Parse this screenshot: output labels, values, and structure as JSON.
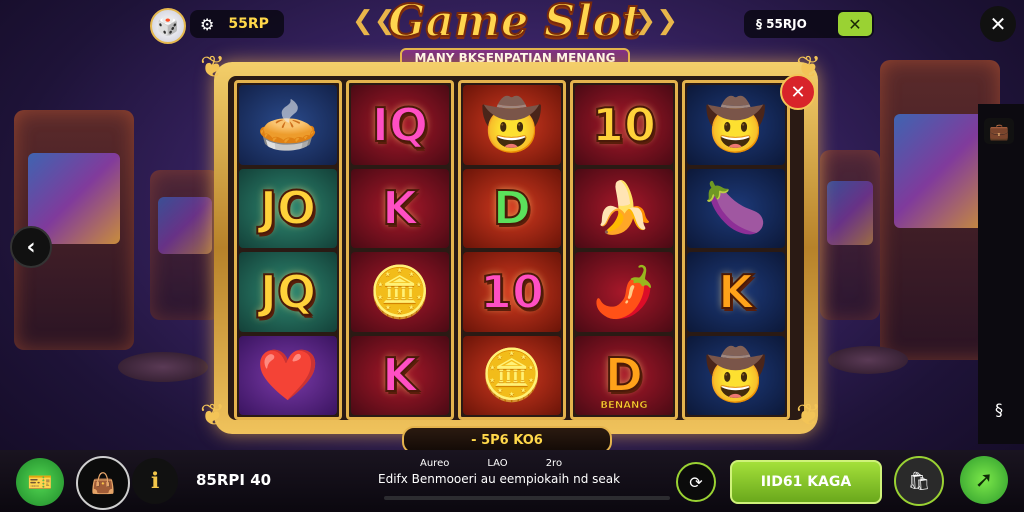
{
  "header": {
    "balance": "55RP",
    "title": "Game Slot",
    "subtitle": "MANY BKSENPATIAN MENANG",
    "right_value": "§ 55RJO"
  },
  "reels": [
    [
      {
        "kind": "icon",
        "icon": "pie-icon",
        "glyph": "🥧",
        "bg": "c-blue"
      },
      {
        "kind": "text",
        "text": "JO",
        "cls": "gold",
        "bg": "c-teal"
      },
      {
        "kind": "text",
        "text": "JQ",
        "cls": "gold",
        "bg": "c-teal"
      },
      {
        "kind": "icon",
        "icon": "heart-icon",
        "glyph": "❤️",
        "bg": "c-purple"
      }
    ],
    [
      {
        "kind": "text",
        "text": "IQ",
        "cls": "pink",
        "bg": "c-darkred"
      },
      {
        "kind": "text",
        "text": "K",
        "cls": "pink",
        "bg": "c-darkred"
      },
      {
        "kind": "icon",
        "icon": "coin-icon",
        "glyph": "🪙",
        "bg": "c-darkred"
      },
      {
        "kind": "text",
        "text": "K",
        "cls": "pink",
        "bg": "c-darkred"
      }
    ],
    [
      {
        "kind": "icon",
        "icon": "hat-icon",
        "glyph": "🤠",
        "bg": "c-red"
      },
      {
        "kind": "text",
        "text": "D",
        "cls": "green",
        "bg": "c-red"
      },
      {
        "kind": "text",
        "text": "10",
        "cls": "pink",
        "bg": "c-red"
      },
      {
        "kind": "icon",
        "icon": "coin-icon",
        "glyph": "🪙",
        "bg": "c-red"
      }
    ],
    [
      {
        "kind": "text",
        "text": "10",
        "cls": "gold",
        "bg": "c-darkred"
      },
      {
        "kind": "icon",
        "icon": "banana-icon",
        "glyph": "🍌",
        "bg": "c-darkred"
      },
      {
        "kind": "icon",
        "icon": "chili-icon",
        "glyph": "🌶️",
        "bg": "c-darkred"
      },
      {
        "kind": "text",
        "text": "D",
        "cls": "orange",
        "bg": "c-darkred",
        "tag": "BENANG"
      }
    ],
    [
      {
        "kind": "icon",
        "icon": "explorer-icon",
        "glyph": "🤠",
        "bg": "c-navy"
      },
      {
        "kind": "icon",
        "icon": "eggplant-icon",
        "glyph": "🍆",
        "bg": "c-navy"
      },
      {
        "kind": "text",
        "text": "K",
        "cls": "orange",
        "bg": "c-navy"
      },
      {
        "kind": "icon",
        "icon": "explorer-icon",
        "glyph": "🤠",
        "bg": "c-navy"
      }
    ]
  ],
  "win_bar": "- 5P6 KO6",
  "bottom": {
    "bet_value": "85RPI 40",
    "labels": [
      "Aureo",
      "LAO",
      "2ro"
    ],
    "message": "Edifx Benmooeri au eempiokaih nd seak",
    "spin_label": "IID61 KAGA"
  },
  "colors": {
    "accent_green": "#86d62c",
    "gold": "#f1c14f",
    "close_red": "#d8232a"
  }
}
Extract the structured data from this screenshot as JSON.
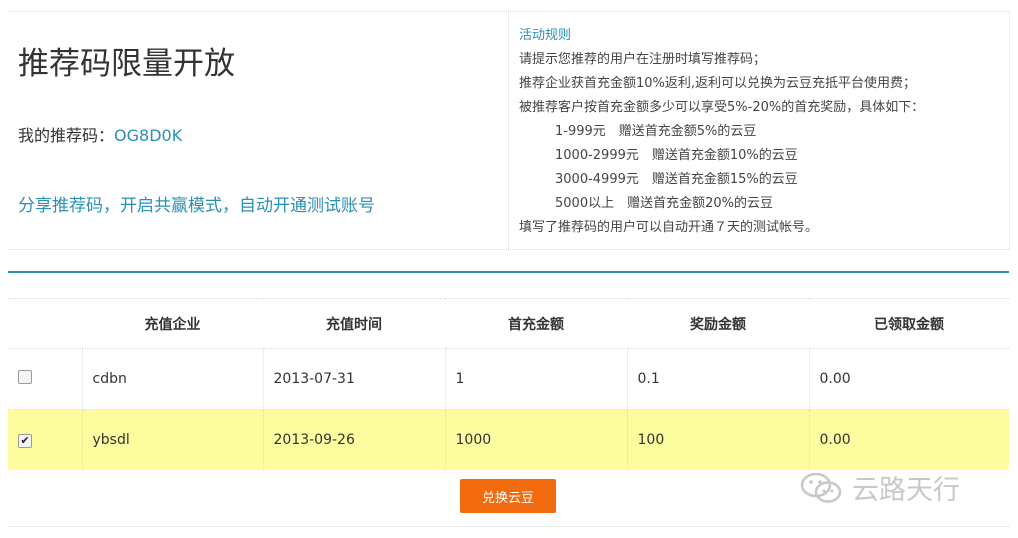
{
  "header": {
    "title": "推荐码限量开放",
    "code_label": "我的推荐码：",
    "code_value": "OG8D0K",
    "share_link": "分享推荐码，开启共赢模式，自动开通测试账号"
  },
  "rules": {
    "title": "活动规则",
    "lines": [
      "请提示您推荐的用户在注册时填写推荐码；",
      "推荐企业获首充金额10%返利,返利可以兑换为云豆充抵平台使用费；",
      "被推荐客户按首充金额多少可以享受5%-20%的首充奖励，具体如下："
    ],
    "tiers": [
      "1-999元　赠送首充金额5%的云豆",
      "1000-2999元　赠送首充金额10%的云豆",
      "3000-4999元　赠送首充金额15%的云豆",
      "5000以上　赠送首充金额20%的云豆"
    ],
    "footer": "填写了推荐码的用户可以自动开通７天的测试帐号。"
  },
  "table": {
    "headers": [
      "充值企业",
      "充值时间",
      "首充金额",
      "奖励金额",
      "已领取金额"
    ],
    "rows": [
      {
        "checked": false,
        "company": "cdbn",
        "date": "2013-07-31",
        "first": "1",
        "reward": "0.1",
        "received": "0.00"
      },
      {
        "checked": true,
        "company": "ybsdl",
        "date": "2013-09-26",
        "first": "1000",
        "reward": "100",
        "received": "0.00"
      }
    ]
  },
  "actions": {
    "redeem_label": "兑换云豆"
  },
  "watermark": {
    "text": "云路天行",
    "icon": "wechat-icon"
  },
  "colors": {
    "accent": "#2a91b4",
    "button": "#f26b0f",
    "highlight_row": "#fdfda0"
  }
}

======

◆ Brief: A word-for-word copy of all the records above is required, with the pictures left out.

◆ Completed task:
Parse this screenshot: output labels, values, and structure as JSON.
{
  "header": {
    "balance": "55RP",
    "title": "Game Slot",
    "subtitle": "MANY BKSENPATIAN MENANG",
    "right_value": "§ 55RJO"
  },
  "reels": [
    [
      {
        "kind": "icon",
        "icon": "pie-icon",
        "glyph": "🥧",
        "bg": "c-blue"
      },
      {
        "kind": "text",
        "text": "JO",
        "cls": "gold",
        "bg": "c-teal"
      },
      {
        "kind": "text",
        "text": "JQ",
        "cls": "gold",
        "bg": "c-teal"
      },
      {
        "kind": "icon",
        "icon": "heart-icon",
        "glyph": "❤️",
        "bg": "c-purple"
      }
    ],
    [
      {
        "kind": "text",
        "text": "IQ",
        "cls": "pink",
        "bg": "c-darkred"
      },
      {
        "kind": "text",
        "text": "K",
        "cls": "pink",
        "bg": "c-darkred"
      },
      {
        "kind": "icon",
        "icon": "coin-icon",
        "glyph": "🪙",
        "bg": "c-darkred"
      },
      {
        "kind": "text",
        "text": "K",
        "cls": "pink",
        "bg": "c-darkred"
      }
    ],
    [
      {
        "kind": "icon",
        "icon": "hat-icon",
        "glyph": "🤠",
        "bg": "c-red"
      },
      {
        "kind": "text",
        "text": "D",
        "cls": "green",
        "bg": "c-red"
      },
      {
        "kind": "text",
        "text": "10",
        "cls": "pink",
        "bg": "c-red"
      },
      {
        "kind": "icon",
        "icon": "coin-icon",
        "glyph": "🪙",
        "bg": "c-red"
      }
    ],
    [
      {
        "kind": "text",
        "text": "10",
        "cls": "gold",
        "bg": "c-darkred"
      },
      {
        "kind": "icon",
        "icon": "banana-icon",
        "glyph": "🍌",
        "bg": "c-darkred"
      },
      {
        "kind": "icon",
        "icon": "chili-icon",
        "glyph": "🌶️",
        "bg": "c-darkred"
      },
      {
        "kind": "text",
        "text": "D",
        "cls": "orange",
        "bg": "c-darkred",
        "tag": "BENANG"
      }
    ],
    [
      {
        "kind": "icon",
        "icon": "explorer-icon",
        "glyph": "🤠",
        "bg": "c-navy"
      },
      {
        "kind": "icon",
        "icon": "eggplant-icon",
        "glyph": "🍆",
        "bg": "c-navy"
      },
      {
        "kind": "text",
        "text": "K",
        "cls": "orange",
        "bg": "c-navy"
      },
      {
        "kind": "icon",
        "icon": "explorer-icon",
        "glyph": "🤠",
        "bg": "c-navy"
      }
    ]
  ],
  "win_bar": "- 5P6 KO6",
  "bottom": {
    "bet_value": "85RPI 40",
    "labels": [
      "Aureo",
      "LAO",
      "2ro"
    ],
    "message": "Edifx Benmooeri au eempiokaih nd seak",
    "spin_label": "IID61 KAGA"
  },
  "colors": {
    "accent_green": "#86d62c",
    "gold": "#f1c14f",
    "close_red": "#d8232a"
  }
}
Extract the structured data from this screenshot as JSON.
{
  "header": {
    "title": "推荐码限量开放",
    "code_label": "我的推荐码：",
    "code_value": "OG8D0K",
    "share_link": "分享推荐码，开启共赢模式，自动开通测试账号"
  },
  "rules": {
    "title": "活动规则",
    "lines": [
      "请提示您推荐的用户在注册时填写推荐码；",
      "推荐企业获首充金额10%返利,返利可以兑换为云豆充抵平台使用费；",
      "被推荐客户按首充金额多少可以享受5%-20%的首充奖励，具体如下："
    ],
    "tiers": [
      "1-999元　赠送首充金额5%的云豆",
      "1000-2999元　赠送首充金额10%的云豆",
      "3000-4999元　赠送首充金额15%的云豆",
      "5000以上　赠送首充金额20%的云豆"
    ],
    "footer": "填写了推荐码的用户可以自动开通７天的测试帐号。"
  },
  "table": {
    "headers": [
      "充值企业",
      "充值时间",
      "首充金额",
      "奖励金额",
      "已领取金额"
    ],
    "rows": [
      {
        "checked": false,
        "company": "cdbn",
        "date": "2013-07-31",
        "first": "1",
        "reward": "0.1",
        "received": "0.00"
      },
      {
        "checked": true,
        "company": "ybsdl",
        "date": "2013-09-26",
        "first": "1000",
        "reward": "100",
        "received": "0.00"
      }
    ]
  },
  "actions": {
    "redeem_label": "兑换云豆"
  },
  "watermark": {
    "text": "云路天行",
    "icon": "wechat-icon"
  },
  "colors": {
    "accent": "#2a91b4",
    "button": "#f26b0f",
    "highlight_row": "#fdfda0"
  }
}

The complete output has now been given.